Leaving out the pictures, reproduce each record exactly and in full.
[Supplied records]
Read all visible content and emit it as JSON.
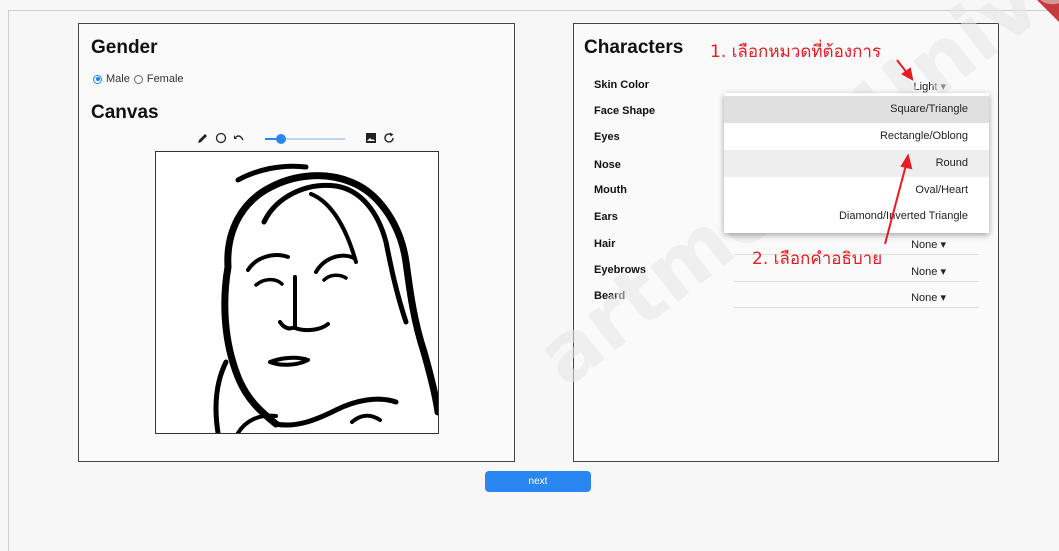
{
  "gender": {
    "title": "Gender",
    "options": [
      "Male",
      "Female"
    ],
    "selected": "Male"
  },
  "canvas": {
    "title": "Canvas",
    "tools": [
      "pencil-icon",
      "circle-icon",
      "undo-icon",
      "brush-size-slider",
      "image-icon",
      "refresh-icon"
    ],
    "brush_size_fraction": 0.2
  },
  "characters": {
    "title": "Characters",
    "rows": [
      {
        "label": "Skin Color",
        "value": "Light"
      },
      {
        "label": "Face Shape",
        "value": ""
      },
      {
        "label": "Eyes",
        "value": ""
      },
      {
        "label": "Nose",
        "value": ""
      },
      {
        "label": "Mouth",
        "value": ""
      },
      {
        "label": "Ears",
        "value": ""
      },
      {
        "label": "Hair",
        "value": "None"
      },
      {
        "label": "Eyebrows",
        "value": "None"
      },
      {
        "label": "Beard",
        "value": "None"
      }
    ],
    "dropdown_arrow": "▾"
  },
  "dropdown": {
    "options": [
      "Square/Triangle",
      "Rectangle/Oblong",
      "Round",
      "Oval/Heart",
      "Diamond/Inverted Triangle"
    ],
    "selected": "Square/Triangle",
    "hovered": "Round"
  },
  "annotations": {
    "step1": "1. เลือกหมวดที่ต้องการ",
    "step2": "2. เลือกคำอธิบาย"
  },
  "next_label": "next",
  "watermark": "artment University",
  "colors": {
    "accent": "#2a86f0",
    "annotation": "#e51c23"
  }
}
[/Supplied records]
• _Solved exercise_:
Read all visible content and emit it as JSON.
{
  "gender": {
    "title": "Gender",
    "options": [
      "Male",
      "Female"
    ],
    "selected": "Male"
  },
  "canvas": {
    "title": "Canvas",
    "tools": [
      "pencil-icon",
      "circle-icon",
      "undo-icon",
      "brush-size-slider",
      "image-icon",
      "refresh-icon"
    ],
    "brush_size_fraction": 0.2
  },
  "characters": {
    "title": "Characters",
    "rows": [
      {
        "label": "Skin Color",
        "value": "Light"
      },
      {
        "label": "Face Shape",
        "value": ""
      },
      {
        "label": "Eyes",
        "value": ""
      },
      {
        "label": "Nose",
        "value": ""
      },
      {
        "label": "Mouth",
        "value": ""
      },
      {
        "label": "Ears",
        "value": ""
      },
      {
        "label": "Hair",
        "value": "None"
      },
      {
        "label": "Eyebrows",
        "value": "None"
      },
      {
        "label": "Beard",
        "value": "None"
      }
    ],
    "dropdown_arrow": "▾"
  },
  "dropdown": {
    "options": [
      "Square/Triangle",
      "Rectangle/Oblong",
      "Round",
      "Oval/Heart",
      "Diamond/Inverted Triangle"
    ],
    "selected": "Square/Triangle",
    "hovered": "Round"
  },
  "annotations": {
    "step1": "1. เลือกหมวดที่ต้องการ",
    "step2": "2. เลือกคำอธิบาย"
  },
  "next_label": "next",
  "watermark": "artment University",
  "colors": {
    "accent": "#2a86f0",
    "annotation": "#e51c23"
  }
}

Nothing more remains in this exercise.